We’ve spent the last few days extracting and bottling our honey harvest — all 300 pounds of it! Here’s how we get it out of the comb and into the jar…
First: getting ready. The labels are stamped, the extractor set up, the supers of honey stacked and ready to go. Ahh, everything looks so nice and neat and non-sticky… but that won’t last for long!
We begin by “uncapping” the combs, so the honey can run out. To do this, you use a heated knife to slice through the wax covers that seal the cells. The knife needs to be just hot enough to cut easily through the wax, but not to burn the honey.
An uncapped comb of luminous blackberry honey, ready to extract:
Next, the frames of comb and honey go into the extractor, which works kind of like a washing machine on the “spin” cycle. This extractor can hold four frames of honey at once, and is powered by elbow grease!
As the basket spins, the honey is pulled out of the comb by centrifugal force; then it collects in the bottom of the tank, where it runs out into a bowl or bucket.
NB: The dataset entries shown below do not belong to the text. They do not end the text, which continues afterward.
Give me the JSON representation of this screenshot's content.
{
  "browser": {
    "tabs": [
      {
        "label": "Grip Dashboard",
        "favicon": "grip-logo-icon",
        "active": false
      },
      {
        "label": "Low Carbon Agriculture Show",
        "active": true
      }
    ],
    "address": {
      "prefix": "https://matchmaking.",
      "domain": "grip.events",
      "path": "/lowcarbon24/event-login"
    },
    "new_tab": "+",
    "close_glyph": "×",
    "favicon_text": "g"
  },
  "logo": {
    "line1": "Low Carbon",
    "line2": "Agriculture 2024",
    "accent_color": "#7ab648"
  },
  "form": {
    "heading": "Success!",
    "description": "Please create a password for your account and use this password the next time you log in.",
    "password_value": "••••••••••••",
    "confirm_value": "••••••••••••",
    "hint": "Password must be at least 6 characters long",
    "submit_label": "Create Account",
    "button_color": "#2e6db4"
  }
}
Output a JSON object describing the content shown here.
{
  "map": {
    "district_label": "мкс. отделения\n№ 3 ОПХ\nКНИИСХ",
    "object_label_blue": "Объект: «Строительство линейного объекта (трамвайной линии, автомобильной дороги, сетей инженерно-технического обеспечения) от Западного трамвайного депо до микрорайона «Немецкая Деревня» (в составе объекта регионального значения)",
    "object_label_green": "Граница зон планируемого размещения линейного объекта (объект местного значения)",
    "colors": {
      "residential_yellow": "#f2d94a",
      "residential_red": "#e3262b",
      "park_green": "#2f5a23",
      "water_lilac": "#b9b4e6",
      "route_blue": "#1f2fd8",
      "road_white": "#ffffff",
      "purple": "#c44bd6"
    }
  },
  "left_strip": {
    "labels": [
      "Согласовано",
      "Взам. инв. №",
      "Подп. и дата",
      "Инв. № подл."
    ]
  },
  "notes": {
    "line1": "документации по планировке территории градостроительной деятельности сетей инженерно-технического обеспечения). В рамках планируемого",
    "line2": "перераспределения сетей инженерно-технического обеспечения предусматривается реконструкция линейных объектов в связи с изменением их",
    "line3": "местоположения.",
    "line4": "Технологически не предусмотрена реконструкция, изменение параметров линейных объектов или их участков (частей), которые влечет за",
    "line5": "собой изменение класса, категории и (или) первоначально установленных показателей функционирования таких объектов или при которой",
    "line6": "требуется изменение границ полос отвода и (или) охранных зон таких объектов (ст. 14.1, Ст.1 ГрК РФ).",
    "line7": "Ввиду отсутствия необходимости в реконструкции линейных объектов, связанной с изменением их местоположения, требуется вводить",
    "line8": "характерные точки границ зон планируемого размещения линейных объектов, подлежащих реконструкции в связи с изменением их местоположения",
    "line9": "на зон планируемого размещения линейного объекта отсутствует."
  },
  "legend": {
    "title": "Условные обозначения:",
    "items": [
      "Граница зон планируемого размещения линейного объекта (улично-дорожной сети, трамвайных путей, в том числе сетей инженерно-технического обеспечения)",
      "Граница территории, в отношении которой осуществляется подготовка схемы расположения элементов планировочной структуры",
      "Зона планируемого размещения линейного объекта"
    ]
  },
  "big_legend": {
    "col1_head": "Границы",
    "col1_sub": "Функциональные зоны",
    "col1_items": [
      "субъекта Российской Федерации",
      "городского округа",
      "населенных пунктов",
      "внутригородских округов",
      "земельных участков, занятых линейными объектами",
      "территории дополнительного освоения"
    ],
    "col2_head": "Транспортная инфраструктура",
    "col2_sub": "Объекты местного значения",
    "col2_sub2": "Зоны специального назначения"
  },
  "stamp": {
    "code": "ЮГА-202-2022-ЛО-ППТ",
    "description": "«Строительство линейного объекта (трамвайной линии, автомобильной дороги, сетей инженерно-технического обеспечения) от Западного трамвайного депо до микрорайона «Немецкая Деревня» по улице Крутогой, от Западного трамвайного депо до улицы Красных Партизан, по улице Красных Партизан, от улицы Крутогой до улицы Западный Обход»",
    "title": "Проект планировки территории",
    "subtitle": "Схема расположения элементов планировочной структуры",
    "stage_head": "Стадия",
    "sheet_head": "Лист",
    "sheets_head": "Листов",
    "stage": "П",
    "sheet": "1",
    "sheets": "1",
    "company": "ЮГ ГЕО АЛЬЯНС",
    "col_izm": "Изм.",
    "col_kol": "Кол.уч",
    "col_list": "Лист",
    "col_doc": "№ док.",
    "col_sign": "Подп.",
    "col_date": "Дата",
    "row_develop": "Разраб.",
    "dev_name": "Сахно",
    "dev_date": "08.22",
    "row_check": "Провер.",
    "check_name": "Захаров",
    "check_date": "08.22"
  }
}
With this extractor, you spin the honey out of one side of the comb, turn the frames, and then repeat for the other side. Multiply that by 10 frames per super, 14 supers total… whew!
When the honey comes out of the extractor, it’s full of bits of wax from the uncapped combs. We pour it through a stainless-steel mesh small enough to catch the wax flecks, but nowhere near so fine as to filter out the tiny grains of pollen in the honey — the good stuff!
It takes a good day’s work to get through all those frames… and the honey-extracting process does seem to attract an audience! Family and friends drift in until the little honey house is cozily crowded.
And, finally, into the jar it goes. Ready for the farmer’s market!
You can see all the action in this swell video Mikail made of the day’s work:
(We’ll be at the Foothill Farmer’s Markets in the next week or so — or drop us a note if you’d like to pick up a jar!)